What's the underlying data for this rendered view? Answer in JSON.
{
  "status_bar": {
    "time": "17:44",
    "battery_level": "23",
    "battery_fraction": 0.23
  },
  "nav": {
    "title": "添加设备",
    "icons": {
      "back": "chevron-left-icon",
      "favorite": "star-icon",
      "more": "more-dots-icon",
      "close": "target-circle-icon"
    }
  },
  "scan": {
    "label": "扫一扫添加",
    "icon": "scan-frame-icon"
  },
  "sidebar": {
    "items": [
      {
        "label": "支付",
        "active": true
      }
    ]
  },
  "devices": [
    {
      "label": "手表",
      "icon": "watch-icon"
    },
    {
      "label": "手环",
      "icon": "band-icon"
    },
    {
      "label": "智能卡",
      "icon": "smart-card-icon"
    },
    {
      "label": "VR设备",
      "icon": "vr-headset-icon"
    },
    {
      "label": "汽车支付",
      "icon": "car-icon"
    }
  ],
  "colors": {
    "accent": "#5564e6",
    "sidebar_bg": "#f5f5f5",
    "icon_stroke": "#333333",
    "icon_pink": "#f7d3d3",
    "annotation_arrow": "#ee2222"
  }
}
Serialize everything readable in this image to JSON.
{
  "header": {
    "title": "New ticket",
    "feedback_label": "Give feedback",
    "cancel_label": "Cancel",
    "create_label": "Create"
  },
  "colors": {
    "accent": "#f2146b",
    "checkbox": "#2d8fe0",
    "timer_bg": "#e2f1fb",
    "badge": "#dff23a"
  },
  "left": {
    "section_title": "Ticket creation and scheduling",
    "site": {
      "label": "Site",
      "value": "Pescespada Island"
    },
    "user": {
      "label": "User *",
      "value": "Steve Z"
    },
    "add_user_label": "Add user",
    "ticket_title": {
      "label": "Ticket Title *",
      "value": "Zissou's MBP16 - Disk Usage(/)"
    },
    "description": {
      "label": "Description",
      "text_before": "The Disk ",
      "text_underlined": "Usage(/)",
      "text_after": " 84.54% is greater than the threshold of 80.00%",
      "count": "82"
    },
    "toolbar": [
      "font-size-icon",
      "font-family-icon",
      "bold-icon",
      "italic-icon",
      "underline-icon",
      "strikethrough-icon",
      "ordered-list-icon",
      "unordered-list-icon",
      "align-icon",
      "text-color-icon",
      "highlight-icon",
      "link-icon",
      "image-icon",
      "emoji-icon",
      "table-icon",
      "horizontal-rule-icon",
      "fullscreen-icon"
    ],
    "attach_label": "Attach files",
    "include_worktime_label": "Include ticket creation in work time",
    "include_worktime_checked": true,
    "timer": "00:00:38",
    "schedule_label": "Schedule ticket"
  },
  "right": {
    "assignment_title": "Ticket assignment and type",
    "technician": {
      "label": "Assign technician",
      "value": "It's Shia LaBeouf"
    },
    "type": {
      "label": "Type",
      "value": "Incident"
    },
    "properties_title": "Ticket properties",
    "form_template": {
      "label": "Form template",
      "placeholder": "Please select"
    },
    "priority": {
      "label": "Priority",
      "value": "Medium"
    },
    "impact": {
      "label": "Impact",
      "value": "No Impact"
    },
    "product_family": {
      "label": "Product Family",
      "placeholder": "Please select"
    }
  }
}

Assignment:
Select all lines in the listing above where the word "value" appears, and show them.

Answer section:
      "value": "Pescespada Island"
      "value": "Steve Z"
      "value": "Zissou's MBP16 - Disk Usage(/)"
      "value": "It's Shia LaBeouf"
      "value": "Incident"
      "value": "Medium"
      "value": "No Impact"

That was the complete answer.